→ **DATA PROVIDED**:
+ + +
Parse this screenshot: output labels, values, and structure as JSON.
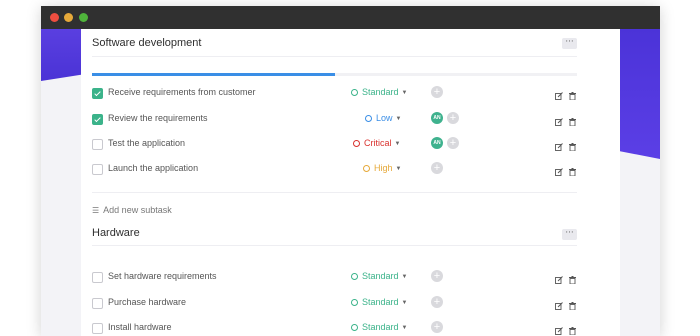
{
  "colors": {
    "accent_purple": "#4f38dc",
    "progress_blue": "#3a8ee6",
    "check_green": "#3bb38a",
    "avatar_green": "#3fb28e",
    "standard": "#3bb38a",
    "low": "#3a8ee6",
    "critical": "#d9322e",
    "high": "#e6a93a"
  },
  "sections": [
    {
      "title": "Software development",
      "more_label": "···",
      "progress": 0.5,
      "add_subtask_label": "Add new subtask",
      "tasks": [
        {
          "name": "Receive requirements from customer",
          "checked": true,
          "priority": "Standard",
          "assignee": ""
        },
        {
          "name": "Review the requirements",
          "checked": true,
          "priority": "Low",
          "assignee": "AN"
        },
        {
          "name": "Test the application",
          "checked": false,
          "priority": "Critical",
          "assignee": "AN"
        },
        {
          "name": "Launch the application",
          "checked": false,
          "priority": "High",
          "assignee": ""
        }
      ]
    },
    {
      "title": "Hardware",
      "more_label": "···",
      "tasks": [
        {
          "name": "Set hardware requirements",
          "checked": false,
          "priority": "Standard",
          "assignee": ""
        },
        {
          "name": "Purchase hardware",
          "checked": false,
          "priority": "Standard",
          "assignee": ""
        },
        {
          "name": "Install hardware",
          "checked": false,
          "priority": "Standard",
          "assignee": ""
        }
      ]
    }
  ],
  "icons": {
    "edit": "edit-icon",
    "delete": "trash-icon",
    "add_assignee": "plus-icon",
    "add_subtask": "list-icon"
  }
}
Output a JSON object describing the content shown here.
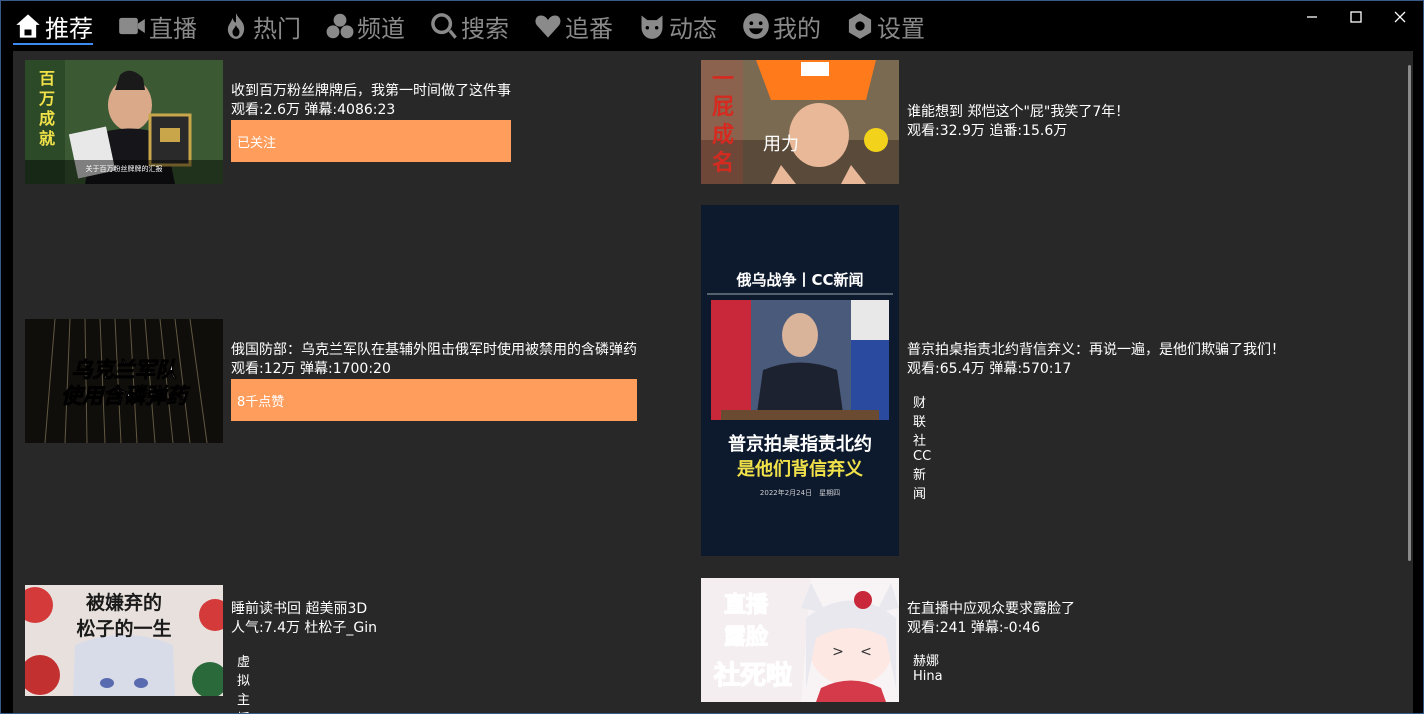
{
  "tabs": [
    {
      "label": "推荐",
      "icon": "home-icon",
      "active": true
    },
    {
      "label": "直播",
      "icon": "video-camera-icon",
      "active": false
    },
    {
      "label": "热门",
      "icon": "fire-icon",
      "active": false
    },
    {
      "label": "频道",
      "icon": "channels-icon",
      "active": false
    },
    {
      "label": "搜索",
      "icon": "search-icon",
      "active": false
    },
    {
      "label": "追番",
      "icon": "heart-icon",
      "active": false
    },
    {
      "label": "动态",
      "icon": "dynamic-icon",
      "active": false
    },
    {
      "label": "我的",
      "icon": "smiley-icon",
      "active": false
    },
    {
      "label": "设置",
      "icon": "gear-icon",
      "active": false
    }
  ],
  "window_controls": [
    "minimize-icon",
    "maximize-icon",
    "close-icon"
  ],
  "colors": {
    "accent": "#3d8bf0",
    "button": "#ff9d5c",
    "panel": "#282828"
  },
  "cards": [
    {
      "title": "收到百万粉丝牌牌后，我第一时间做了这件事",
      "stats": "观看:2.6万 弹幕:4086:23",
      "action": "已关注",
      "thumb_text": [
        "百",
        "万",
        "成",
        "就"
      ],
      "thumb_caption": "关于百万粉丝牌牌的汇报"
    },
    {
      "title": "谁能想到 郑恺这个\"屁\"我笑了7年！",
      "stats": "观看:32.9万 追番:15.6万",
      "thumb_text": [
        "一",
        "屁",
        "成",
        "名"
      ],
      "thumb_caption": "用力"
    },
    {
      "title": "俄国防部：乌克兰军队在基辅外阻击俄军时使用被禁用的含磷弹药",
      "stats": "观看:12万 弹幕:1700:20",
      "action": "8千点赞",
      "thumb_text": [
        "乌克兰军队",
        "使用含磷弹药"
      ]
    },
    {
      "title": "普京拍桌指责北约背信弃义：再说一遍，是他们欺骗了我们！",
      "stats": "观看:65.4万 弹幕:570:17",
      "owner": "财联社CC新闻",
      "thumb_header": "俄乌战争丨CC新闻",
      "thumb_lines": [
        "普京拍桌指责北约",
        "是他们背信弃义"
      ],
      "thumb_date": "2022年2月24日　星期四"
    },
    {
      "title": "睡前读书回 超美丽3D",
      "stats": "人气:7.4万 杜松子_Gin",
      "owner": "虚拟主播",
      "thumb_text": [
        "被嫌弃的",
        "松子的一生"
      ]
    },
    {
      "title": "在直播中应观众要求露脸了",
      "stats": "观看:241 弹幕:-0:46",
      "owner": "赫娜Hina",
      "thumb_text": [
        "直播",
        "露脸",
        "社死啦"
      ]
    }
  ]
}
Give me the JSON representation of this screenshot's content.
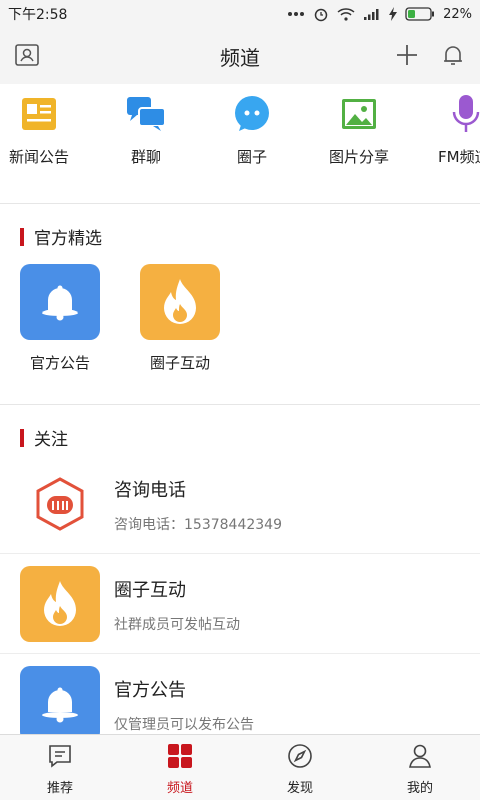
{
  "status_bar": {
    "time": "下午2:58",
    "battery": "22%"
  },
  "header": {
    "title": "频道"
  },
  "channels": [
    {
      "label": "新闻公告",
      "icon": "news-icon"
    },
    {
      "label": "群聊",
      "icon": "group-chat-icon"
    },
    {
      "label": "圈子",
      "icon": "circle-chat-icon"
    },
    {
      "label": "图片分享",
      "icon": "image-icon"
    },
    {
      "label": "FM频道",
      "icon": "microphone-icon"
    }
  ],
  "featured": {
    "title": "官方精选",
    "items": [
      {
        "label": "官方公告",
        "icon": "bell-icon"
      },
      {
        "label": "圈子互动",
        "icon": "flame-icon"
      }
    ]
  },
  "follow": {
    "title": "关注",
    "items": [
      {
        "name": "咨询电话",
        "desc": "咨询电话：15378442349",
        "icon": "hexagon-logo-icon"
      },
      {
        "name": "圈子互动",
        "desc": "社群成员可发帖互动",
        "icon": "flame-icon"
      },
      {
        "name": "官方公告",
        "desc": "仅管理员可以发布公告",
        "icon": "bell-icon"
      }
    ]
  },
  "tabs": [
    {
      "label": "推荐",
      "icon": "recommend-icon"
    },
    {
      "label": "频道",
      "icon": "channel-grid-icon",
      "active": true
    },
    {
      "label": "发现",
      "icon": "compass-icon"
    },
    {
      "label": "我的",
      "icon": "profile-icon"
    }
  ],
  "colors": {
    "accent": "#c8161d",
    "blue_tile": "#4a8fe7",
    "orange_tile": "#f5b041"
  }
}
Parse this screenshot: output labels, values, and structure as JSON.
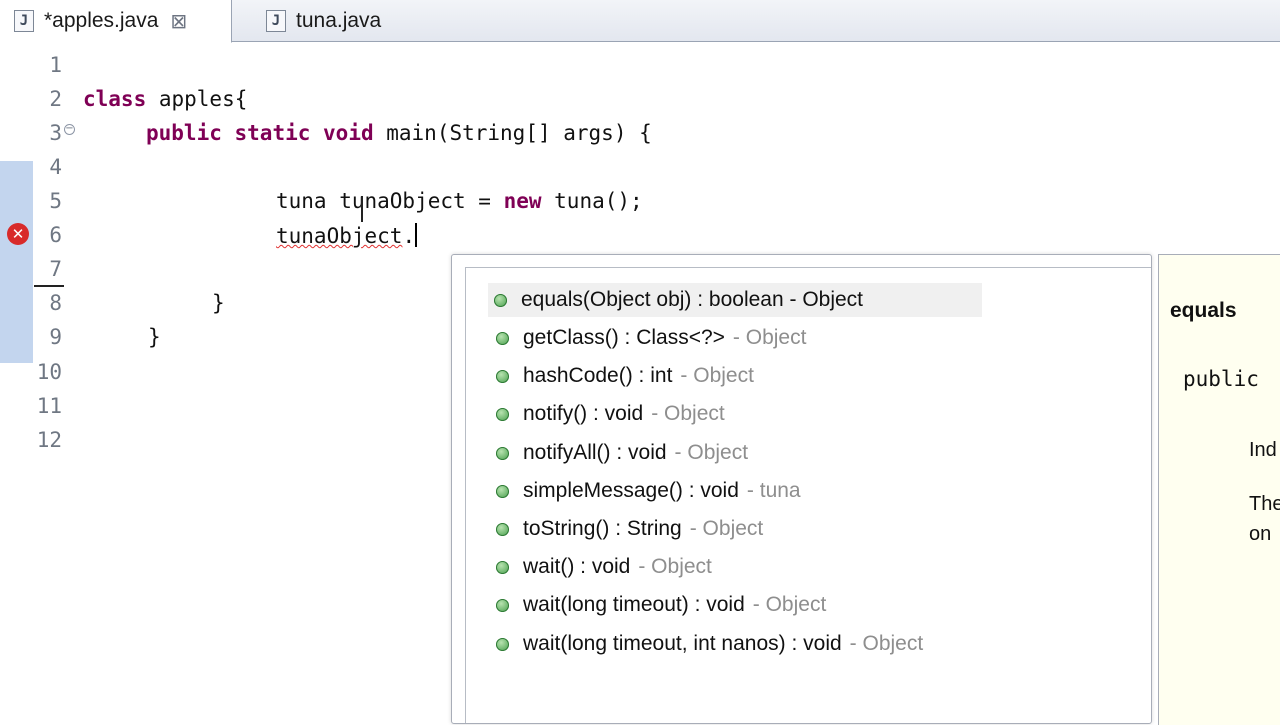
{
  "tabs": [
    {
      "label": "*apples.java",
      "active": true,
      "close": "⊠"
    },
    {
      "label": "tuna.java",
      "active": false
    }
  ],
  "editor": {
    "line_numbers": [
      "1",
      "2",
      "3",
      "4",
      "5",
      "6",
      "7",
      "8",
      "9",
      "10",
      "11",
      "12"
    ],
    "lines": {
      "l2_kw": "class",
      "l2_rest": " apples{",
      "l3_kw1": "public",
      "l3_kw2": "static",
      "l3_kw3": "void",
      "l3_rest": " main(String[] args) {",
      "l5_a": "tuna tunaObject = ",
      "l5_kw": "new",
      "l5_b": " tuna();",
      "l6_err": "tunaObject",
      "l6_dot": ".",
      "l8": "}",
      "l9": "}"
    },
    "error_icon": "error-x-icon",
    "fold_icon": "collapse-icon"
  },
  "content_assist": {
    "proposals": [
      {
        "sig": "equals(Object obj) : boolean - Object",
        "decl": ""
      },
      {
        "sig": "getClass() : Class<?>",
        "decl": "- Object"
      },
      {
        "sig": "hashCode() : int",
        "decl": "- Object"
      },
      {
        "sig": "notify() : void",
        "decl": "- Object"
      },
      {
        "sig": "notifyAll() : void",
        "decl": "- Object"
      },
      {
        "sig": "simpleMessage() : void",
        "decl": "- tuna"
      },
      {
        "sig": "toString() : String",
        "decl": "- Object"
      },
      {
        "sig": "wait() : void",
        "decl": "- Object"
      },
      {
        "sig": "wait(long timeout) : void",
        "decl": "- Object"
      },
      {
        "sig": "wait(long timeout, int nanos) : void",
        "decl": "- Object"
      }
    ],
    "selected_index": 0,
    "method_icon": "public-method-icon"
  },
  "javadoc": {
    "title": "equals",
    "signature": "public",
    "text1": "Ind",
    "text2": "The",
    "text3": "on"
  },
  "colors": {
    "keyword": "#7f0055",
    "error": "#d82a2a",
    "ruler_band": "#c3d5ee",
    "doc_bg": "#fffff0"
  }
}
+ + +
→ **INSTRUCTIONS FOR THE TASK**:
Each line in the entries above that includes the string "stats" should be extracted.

→ **RESULT OF THE EXERCISE**:
      "stats": "观看:2.6万 弹幕:4086:23",
      "stats": "观看:32.9万 追番:15.6万",
      "stats": "观看:12万 弹幕:1700:20",
      "stats": "观看:65.4万 弹幕:570:17",
      "stats": "人气:7.4万 杜松子_Gin",
      "stats": "观看:241 弹幕:-0:46",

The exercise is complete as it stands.